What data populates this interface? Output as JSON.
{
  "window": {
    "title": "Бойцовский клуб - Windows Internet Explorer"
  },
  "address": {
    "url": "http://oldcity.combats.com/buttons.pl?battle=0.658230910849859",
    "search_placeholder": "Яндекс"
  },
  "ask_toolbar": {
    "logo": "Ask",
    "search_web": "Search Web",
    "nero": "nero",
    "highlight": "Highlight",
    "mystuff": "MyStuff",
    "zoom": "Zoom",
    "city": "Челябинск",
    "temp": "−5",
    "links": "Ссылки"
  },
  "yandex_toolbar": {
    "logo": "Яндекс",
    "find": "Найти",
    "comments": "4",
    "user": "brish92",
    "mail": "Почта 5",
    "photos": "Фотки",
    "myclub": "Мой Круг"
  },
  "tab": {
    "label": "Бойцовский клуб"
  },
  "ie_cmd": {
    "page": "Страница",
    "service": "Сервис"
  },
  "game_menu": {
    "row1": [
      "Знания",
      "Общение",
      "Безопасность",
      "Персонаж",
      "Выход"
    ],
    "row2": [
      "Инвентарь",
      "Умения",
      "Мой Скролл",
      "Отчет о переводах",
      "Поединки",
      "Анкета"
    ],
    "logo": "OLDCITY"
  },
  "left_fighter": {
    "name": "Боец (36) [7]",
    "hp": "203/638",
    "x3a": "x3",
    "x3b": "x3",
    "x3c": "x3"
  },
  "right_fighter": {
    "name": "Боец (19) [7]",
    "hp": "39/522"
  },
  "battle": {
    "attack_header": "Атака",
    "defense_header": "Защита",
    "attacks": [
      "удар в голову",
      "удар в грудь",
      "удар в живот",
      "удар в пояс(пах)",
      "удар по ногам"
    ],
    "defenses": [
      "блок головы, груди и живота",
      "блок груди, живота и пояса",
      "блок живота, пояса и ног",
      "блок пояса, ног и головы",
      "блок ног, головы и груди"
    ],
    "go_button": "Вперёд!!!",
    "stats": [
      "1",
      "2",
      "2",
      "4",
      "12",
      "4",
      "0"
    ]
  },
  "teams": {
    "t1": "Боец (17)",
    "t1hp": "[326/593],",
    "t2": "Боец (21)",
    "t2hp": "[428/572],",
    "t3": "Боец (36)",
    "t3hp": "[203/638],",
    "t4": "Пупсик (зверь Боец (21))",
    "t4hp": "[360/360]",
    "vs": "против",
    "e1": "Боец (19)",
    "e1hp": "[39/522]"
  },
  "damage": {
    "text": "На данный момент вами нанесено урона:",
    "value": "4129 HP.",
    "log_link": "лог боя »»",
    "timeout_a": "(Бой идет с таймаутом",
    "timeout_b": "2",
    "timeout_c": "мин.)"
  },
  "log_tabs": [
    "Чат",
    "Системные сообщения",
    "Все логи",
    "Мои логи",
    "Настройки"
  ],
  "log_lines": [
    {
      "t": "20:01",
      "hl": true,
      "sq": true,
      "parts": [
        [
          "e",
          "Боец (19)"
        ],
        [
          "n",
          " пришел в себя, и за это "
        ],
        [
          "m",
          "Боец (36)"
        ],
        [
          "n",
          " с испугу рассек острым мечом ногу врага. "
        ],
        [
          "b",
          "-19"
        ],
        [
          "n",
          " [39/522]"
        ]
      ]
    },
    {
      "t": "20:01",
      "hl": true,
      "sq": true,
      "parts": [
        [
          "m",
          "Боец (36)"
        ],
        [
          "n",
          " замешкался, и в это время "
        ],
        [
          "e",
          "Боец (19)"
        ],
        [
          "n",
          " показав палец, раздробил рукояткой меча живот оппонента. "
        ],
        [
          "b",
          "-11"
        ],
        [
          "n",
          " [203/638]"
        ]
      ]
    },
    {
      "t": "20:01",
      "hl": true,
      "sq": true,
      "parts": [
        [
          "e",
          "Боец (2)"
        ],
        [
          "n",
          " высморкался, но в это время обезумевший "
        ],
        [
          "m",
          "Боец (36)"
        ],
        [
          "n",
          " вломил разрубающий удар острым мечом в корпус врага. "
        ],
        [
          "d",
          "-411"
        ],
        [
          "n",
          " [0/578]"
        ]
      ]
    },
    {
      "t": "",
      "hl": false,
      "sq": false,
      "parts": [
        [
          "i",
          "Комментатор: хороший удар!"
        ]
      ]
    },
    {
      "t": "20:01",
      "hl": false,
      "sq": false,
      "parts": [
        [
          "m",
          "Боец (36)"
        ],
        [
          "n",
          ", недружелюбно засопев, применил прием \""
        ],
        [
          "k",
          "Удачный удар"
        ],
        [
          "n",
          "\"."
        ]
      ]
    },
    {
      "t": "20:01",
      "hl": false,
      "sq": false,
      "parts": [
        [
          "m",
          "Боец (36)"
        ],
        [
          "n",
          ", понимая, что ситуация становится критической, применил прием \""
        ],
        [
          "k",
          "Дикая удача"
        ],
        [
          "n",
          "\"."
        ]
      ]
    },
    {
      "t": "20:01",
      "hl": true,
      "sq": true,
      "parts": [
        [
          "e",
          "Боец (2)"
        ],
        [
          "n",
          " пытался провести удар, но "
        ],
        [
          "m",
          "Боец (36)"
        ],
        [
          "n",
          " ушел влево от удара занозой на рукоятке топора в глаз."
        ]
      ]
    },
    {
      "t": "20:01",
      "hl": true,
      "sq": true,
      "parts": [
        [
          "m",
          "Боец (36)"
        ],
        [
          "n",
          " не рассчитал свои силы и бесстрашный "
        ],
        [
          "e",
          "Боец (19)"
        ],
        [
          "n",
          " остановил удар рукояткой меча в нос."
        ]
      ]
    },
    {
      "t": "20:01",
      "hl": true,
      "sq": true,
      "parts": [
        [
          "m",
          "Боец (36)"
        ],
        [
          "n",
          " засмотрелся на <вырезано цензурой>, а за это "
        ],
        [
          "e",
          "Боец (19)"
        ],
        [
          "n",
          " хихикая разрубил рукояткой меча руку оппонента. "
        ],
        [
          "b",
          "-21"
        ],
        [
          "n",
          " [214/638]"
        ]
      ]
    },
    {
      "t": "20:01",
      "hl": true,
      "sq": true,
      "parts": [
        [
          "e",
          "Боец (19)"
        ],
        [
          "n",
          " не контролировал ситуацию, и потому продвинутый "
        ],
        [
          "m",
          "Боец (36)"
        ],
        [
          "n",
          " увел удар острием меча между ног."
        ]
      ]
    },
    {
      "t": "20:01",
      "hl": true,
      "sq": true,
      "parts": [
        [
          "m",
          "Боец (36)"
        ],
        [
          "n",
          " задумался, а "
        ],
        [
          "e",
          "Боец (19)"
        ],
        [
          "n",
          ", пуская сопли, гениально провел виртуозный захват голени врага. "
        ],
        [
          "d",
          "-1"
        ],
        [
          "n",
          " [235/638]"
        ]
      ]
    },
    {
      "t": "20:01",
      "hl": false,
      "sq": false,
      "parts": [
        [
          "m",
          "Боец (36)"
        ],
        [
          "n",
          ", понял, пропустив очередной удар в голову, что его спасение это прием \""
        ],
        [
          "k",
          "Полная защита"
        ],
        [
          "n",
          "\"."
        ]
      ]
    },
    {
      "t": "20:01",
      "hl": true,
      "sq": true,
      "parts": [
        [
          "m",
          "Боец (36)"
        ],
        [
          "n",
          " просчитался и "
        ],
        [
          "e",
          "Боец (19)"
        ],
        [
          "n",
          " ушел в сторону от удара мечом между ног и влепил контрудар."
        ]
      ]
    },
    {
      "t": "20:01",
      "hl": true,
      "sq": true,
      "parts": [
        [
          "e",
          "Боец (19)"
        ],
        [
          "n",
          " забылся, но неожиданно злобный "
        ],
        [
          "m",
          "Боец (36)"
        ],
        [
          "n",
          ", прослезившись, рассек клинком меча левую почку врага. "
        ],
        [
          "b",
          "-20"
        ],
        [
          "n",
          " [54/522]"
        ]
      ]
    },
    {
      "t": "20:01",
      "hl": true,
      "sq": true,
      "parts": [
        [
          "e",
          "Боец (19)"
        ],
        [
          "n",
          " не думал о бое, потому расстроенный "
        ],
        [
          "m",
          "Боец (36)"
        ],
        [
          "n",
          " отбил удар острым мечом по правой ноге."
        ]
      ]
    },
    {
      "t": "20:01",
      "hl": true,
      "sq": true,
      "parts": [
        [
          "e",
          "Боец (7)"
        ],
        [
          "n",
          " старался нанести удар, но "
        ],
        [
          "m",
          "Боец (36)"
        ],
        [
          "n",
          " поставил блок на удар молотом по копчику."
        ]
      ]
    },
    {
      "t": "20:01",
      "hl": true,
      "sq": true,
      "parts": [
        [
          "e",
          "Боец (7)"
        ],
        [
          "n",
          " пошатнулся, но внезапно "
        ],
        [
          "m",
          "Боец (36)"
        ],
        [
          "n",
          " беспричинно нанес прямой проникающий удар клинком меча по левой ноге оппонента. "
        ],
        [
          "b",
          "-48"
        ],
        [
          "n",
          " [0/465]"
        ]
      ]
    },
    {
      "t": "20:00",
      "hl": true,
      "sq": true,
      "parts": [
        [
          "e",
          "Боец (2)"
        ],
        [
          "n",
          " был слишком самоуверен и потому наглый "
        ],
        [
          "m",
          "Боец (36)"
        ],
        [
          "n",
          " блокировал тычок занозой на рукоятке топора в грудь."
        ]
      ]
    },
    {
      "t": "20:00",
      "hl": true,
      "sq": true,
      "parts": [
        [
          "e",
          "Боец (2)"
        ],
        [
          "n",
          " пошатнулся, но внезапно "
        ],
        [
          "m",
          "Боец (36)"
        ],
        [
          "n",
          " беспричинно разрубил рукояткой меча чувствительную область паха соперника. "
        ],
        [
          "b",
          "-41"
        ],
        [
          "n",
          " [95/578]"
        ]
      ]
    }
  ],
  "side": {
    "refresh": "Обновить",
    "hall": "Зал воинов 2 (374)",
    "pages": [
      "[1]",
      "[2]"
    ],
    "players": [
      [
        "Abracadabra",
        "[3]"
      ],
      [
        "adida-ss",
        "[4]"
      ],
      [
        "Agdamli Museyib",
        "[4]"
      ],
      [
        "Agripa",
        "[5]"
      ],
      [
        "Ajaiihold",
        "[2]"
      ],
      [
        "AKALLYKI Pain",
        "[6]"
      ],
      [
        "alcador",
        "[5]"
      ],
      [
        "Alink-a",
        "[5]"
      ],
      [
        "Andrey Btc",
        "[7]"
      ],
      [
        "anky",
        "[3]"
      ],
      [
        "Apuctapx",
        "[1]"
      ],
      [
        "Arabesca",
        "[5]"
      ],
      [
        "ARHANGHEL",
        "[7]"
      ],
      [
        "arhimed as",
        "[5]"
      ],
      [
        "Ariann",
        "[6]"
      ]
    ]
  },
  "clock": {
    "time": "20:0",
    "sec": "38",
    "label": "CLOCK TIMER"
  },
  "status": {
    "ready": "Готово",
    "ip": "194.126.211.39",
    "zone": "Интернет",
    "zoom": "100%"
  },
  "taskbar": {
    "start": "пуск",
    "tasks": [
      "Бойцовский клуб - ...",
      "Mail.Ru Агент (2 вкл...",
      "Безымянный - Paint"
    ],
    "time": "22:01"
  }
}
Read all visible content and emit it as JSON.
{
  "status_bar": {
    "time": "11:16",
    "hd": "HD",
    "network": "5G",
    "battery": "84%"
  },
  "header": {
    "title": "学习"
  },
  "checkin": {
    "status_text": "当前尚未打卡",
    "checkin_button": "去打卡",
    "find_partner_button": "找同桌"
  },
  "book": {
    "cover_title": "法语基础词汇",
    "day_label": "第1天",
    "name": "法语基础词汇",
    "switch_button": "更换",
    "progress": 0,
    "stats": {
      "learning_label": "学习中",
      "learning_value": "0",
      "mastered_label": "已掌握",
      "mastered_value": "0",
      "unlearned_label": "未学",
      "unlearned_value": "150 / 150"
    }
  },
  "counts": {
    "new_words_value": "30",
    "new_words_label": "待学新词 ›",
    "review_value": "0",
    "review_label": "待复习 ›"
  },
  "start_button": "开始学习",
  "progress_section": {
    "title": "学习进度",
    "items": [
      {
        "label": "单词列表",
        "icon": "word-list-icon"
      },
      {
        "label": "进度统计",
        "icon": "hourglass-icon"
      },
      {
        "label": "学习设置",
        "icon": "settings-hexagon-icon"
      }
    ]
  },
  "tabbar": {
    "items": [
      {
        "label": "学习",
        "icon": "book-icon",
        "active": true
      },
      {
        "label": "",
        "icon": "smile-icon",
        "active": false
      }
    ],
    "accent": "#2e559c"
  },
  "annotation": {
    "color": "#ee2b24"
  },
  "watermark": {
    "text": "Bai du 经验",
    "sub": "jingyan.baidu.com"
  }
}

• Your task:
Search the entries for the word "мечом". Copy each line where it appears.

• Result:
          " с испугу рассек острым мечом ногу врага. "
          " вломил разрубающий удар острым мечом в корпус врага. "
          " ушел в сторону от удара мечом между ног и влепил контрудар."
          " отбил удар острым мечом по правой ноге."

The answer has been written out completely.